● Exercise material:

=== Begin Enclosure ===

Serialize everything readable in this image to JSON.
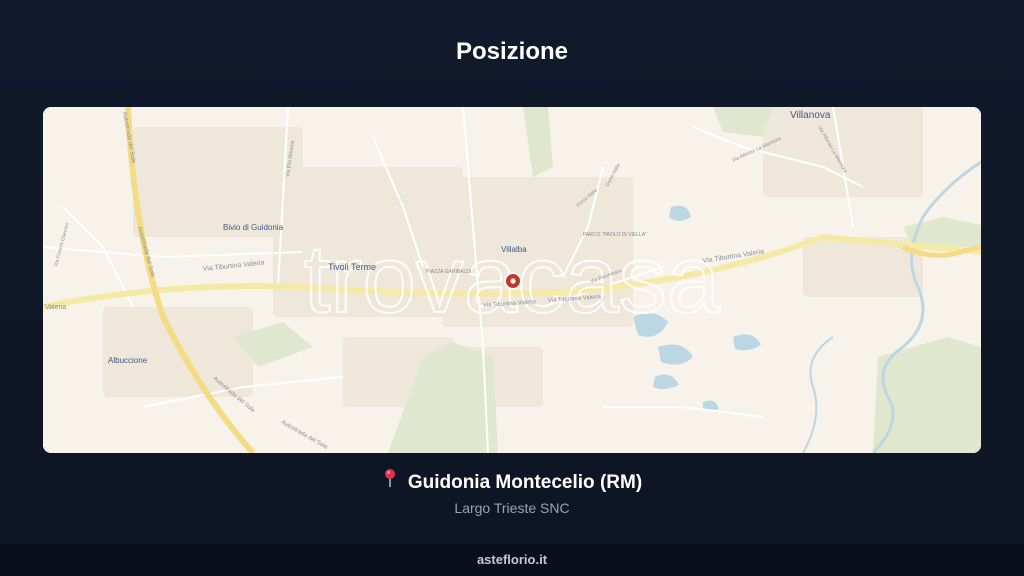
{
  "header": {
    "title": "Posizione"
  },
  "map": {
    "watermark": "trovacasa",
    "places": {
      "villanova": "Villanova",
      "bivio": "Bivio di Guidonia",
      "tivoli_terme": "Tivoli Terme",
      "villalba": "Villalba",
      "albuccione": "Albuccione",
      "piazza": "PIAZZA GARIBALDI",
      "parco": "PARCO \"PAOLO DI VIELLA\""
    },
    "roads": {
      "tiburtina_left": "Via Tiburtina Valeria",
      "tiburtina_center": "Via Tiburtina Valeria",
      "tiburtina_center2": "Via Tiburtina Valeria",
      "tiburtina_right": "Via Tiburtina Valeria",
      "valeria_edge": "Valeria",
      "autostrada_1": "Autostrada del Sole",
      "autostrada_2": "Autostrada del Sole",
      "autostrada_3": "Autostrada del Sole",
      "autostrada_4": "Autostrada del Sole",
      "elio_morante": "Via Elio Morante",
      "corso_italia": "Corso Italia",
      "via_palombara": "Via Palombara",
      "alfonso_lamarmora": "Via Alfonso La Marmora",
      "la_marmora_side": "Via Alfonso La Marmora",
      "corso_italia2": "Corso Italia",
      "via_franchi": "Via Franchi Giannini"
    },
    "colors": {
      "road_major": "#f6e9a6",
      "water": "#bcd7e4",
      "green": "#dfe8cf",
      "pin": "#c0392b"
    }
  },
  "location": {
    "city": "Guidonia Montecelio (RM)",
    "address": "Largo Trieste SNC"
  },
  "footer": {
    "brand": "asteflorio.it"
  }
}
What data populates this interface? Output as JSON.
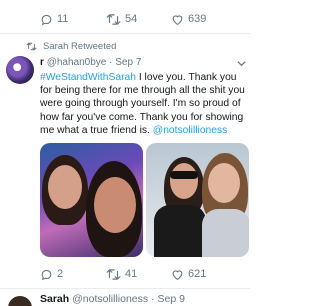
{
  "top_actions": {
    "reply_count": "11",
    "retweet_count": "54",
    "like_count": "639"
  },
  "retweet_label": "Sarah Retweeted",
  "tweet": {
    "display_name": "r",
    "handle": "@hahan0bye",
    "separator": "·",
    "date": "Sep 7",
    "hashtag": "#WeStandWithSarah",
    "body": " I love you. Thank you for being there for me through all the shit you were going through yourself. I'm so proud of how far you've come. Thank you for showing me what a true friend is. ",
    "mention": "@notsolillioness",
    "reply_count": "2",
    "retweet_count": "41",
    "like_count": "621"
  },
  "next_tweet": {
    "display_name": "Sarah",
    "handle": "@notsolillioness",
    "separator": "·",
    "date": "Sep 9"
  },
  "colors": {
    "accent": "#1da1f2",
    "muted": "#657786",
    "text": "#14171a",
    "divider": "#e6ecf0"
  }
}
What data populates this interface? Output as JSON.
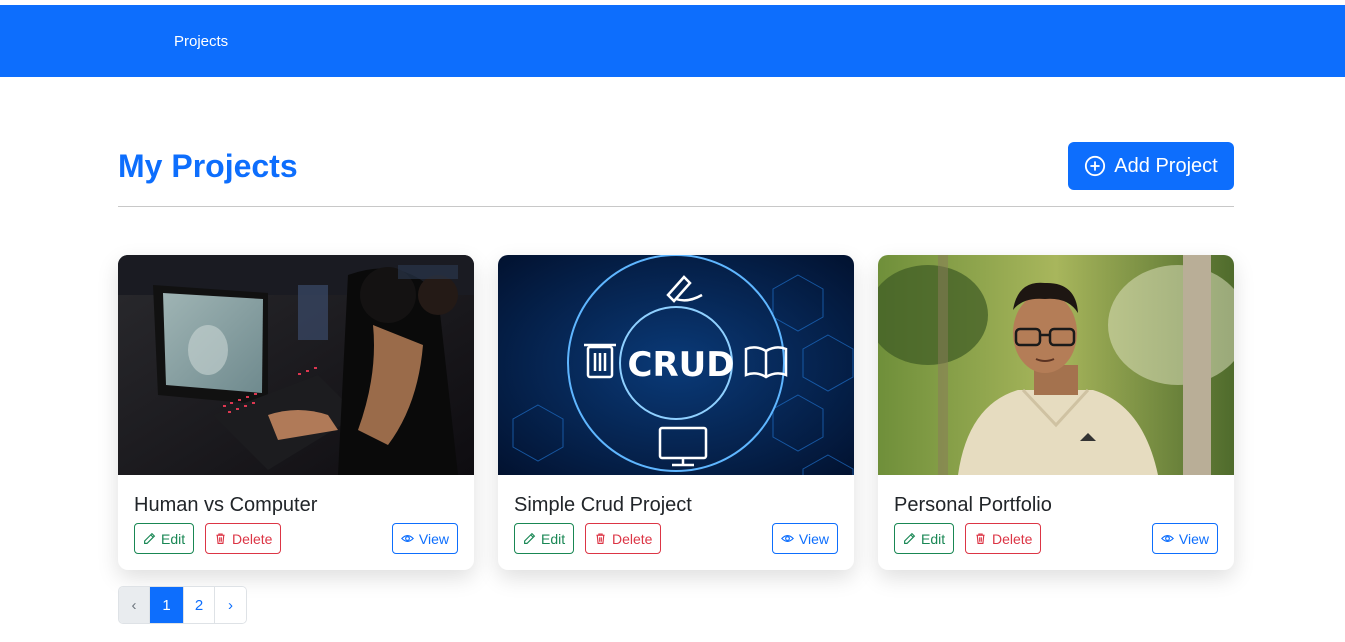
{
  "navbar": {
    "link": "Projects"
  },
  "header": {
    "title": "My Projects",
    "add_button": "Add Project"
  },
  "projects": [
    {
      "title": "Human vs Computer",
      "edit": "Edit",
      "delete": "Delete",
      "view": "View"
    },
    {
      "title": "Simple Crud Project",
      "edit": "Edit",
      "delete": "Delete",
      "view": "View",
      "image_text": "CRUD"
    },
    {
      "title": "Personal Portfolio",
      "edit": "Edit",
      "delete": "Delete",
      "view": "View"
    }
  ],
  "pagination": {
    "prev": "‹",
    "pages": [
      "1",
      "2"
    ],
    "next": "›",
    "active": "1"
  },
  "colors": {
    "primary": "#0d6efd",
    "success": "#198754",
    "danger": "#dc3545"
  }
}
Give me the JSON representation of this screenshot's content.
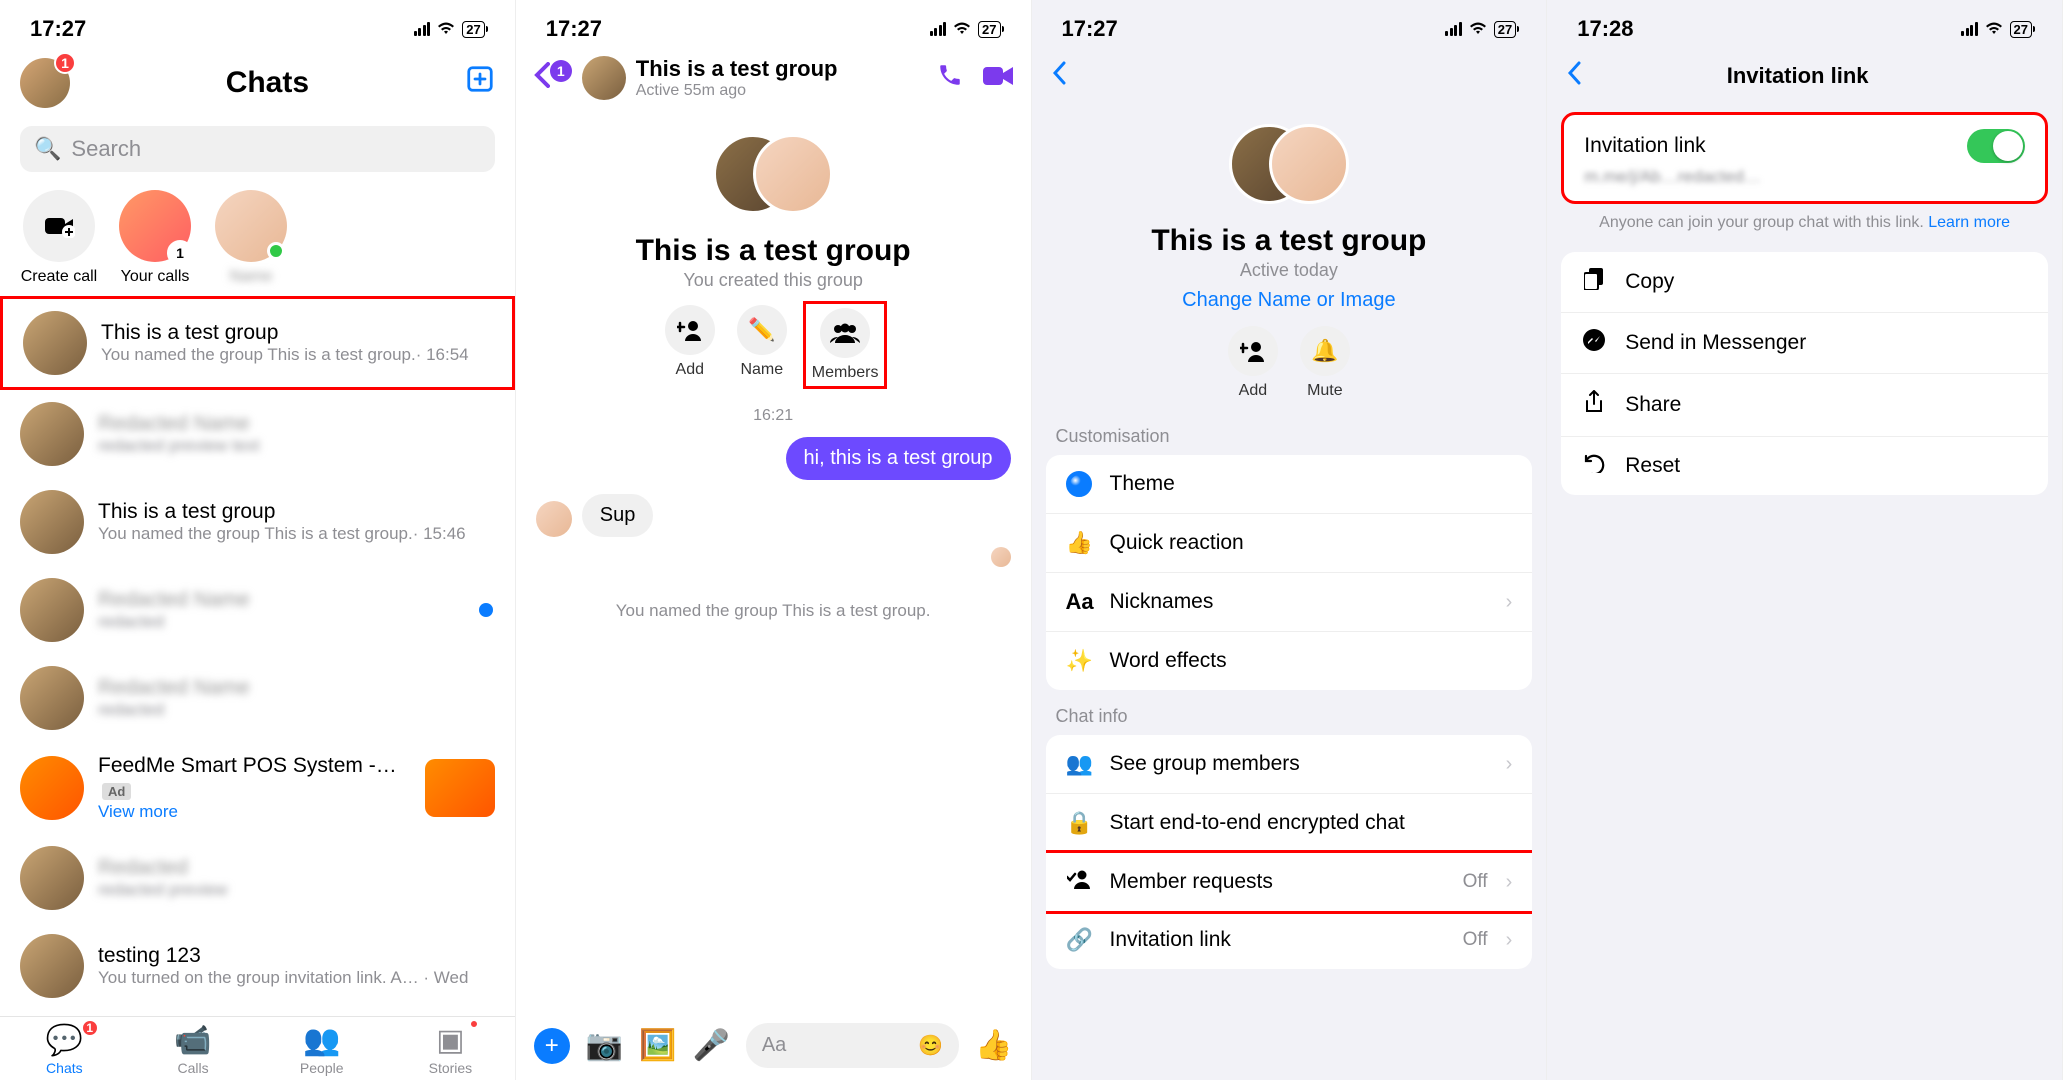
{
  "statusbar": {
    "time1": "17:27",
    "time2": "17:27",
    "time3": "17:27",
    "time4": "17:28",
    "battery": "27"
  },
  "screen1": {
    "title": "Chats",
    "badge": "1",
    "search_placeholder": "Search",
    "stories": [
      {
        "label": "Create call"
      },
      {
        "label": "Your calls"
      },
      {
        "label": ""
      }
    ],
    "chats": [
      {
        "name": "This is a test group",
        "sub": "You named the group This is a test group.· 16:54"
      },
      {
        "name": "blurred",
        "sub": "blurred text content here"
      },
      {
        "name": "This is a test group",
        "sub": "You named the group This is a test group.· 15:46"
      },
      {
        "name": "blurred",
        "sub": "blurred"
      },
      {
        "name": "blurred",
        "sub": "blurred"
      }
    ],
    "ad": {
      "title": "FeedMe Smart POS System -…",
      "tag": "Ad",
      "link": "View more"
    },
    "chat_last": {
      "name": "testing 123",
      "sub": "You turned on the group invitation link. A… · Wed"
    },
    "tabs": [
      {
        "label": "Chats",
        "badge": "1"
      },
      {
        "label": "Calls"
      },
      {
        "label": "People"
      },
      {
        "label": "Stories"
      }
    ]
  },
  "screen2": {
    "back_badge": "1",
    "title": "This is a test group",
    "sub": "Active 55m ago",
    "group_name": "This is a test group",
    "group_sub": "You created this group",
    "actions": [
      {
        "label": "Add"
      },
      {
        "label": "Name"
      },
      {
        "label": "Members"
      }
    ],
    "timestamp": "16:21",
    "msg_out": "hi, this is a test group",
    "msg_in": "Sup",
    "system": "You named the group This is a test group.",
    "composer_placeholder": "Aa"
  },
  "screen3": {
    "group_name": "This is a test group",
    "group_sub": "Active today",
    "change_link": "Change Name or Image",
    "actions": [
      {
        "label": "Add"
      },
      {
        "label": "Mute"
      }
    ],
    "section1": "Customisation",
    "rows1": [
      {
        "label": "Theme"
      },
      {
        "label": "Quick reaction"
      },
      {
        "label": "Nicknames"
      },
      {
        "label": "Word effects"
      }
    ],
    "section2": "Chat info",
    "rows2": [
      {
        "label": "See group members"
      },
      {
        "label": "Start end-to-end encrypted chat"
      },
      {
        "label": "Member requests",
        "value": "Off"
      },
      {
        "label": "Invitation link",
        "value": "Off"
      }
    ]
  },
  "screen4": {
    "title": "Invitation link",
    "toggle_label": "Invitation link",
    "url": "m.me/j/Ab…redacted…",
    "note": "Anyone can join your group chat with this link. ",
    "learn": "Learn more",
    "rows": [
      {
        "label": "Copy"
      },
      {
        "label": "Send in Messenger"
      },
      {
        "label": "Share"
      },
      {
        "label": "Reset"
      }
    ]
  }
}
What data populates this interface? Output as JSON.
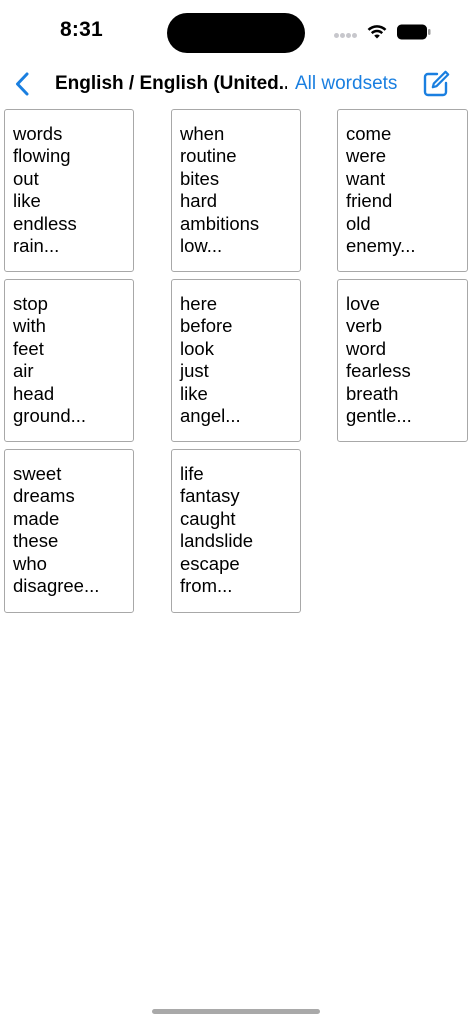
{
  "status_bar": {
    "time": "8:31"
  },
  "nav": {
    "back_icon": "chevron-left-icon",
    "title": "English / English (United...",
    "link_label": "All wordsets",
    "compose_icon": "square-and-pencil-icon",
    "accent_color": "#1a7fe0"
  },
  "cards": [
    {
      "words": [
        "words",
        "flowing",
        "out",
        "like",
        "endless",
        "rain..."
      ]
    },
    {
      "words": [
        "when",
        "routine",
        "bites",
        "hard",
        "ambitions",
        "low..."
      ]
    },
    {
      "words": [
        "come",
        "were",
        "want",
        "friend",
        "old",
        "enemy..."
      ]
    },
    {
      "words": [
        "stop",
        "with",
        "feet",
        "air",
        "head",
        "ground..."
      ]
    },
    {
      "words": [
        "here",
        "before",
        "look",
        "just",
        "like",
        "angel..."
      ]
    },
    {
      "words": [
        "love",
        "verb",
        "word",
        "fearless",
        "breath",
        "gentle..."
      ]
    },
    {
      "words": [
        "sweet",
        "dreams",
        "made",
        "these",
        "who",
        "disagree..."
      ]
    },
    {
      "words": [
        "life",
        "fantasy",
        "caught",
        "landslide",
        "escape",
        "from..."
      ]
    }
  ]
}
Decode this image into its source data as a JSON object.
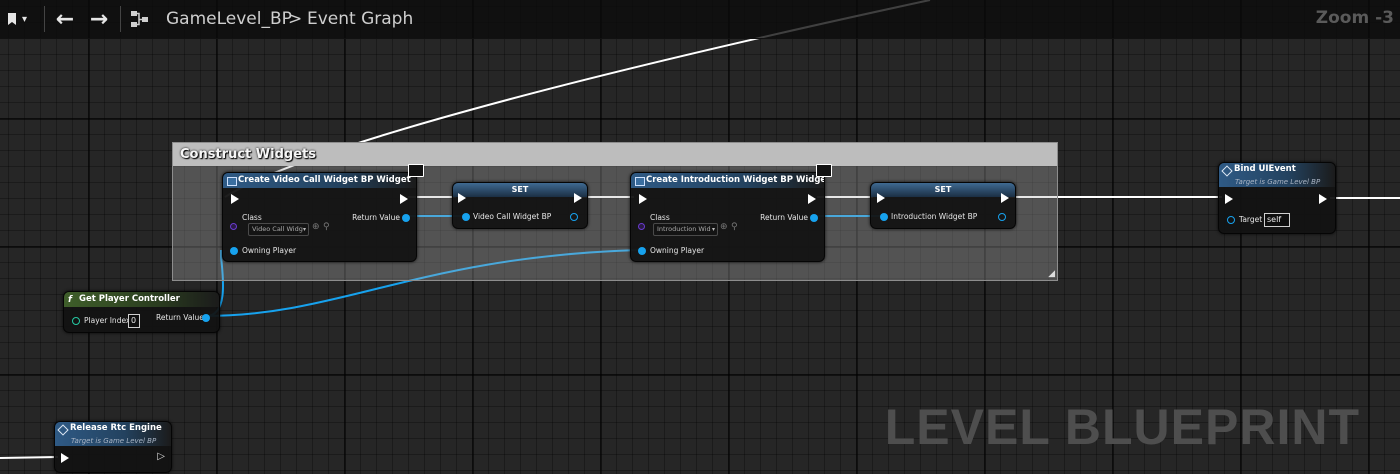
{
  "toolbar": {
    "bookmark_icon": "bookmark-icon",
    "back_icon": "arrow-left-icon",
    "forward_icon": "arrow-right-icon",
    "graph_icon": "graph-icon",
    "breadcrumb_level": "GameLevel_BP",
    "breadcrumb_separator": ">",
    "breadcrumb_graph": "Event Graph",
    "zoom": "Zoom -3"
  },
  "comment": {
    "title": "Construct Widgets"
  },
  "nodes": {
    "create_video": {
      "title": "Create Video Call Widget BP Widget",
      "class_label": "Class",
      "class_value": "Video Call Widg",
      "return_label": "Return Value",
      "owning_label": "Owning Player"
    },
    "set_video": {
      "title": "SET",
      "pin_label": "Video Call Widget BP"
    },
    "create_intro": {
      "title": "Create Introduction Widget BP Widget",
      "class_label": "Class",
      "class_value": "Introduction Wid",
      "return_label": "Return Value",
      "owning_label": "Owning Player"
    },
    "set_intro": {
      "title": "SET",
      "pin_label": "Introduction Widget BP"
    },
    "bind_ui": {
      "title": "Bind UIEvent",
      "subtitle": "Target is Game Level BP",
      "target_label": "Target",
      "target_value": "self"
    },
    "get_pc": {
      "title": "Get Player Controller",
      "index_label": "Player Index",
      "index_value": "0",
      "return_label": "Return Value"
    },
    "release_rtc": {
      "title": "Release Rtc Engine",
      "subtitle": "Target is Game Level BP"
    }
  },
  "watermark": "LEVEL BLUEPRINT",
  "colors": {
    "object_pin": "#17a2ee",
    "exec_wire": "#ffffff",
    "node_header": "#2f5a85"
  }
}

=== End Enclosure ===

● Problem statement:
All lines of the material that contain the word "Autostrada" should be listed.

● Task response:
      "autostrada_1": "Autostrada del Sole",
      "autostrada_2": "Autostrada del Sole",
      "autostrada_3": "Autostrada del Sole",
      "autostrada_4": "Autostrada del Sole",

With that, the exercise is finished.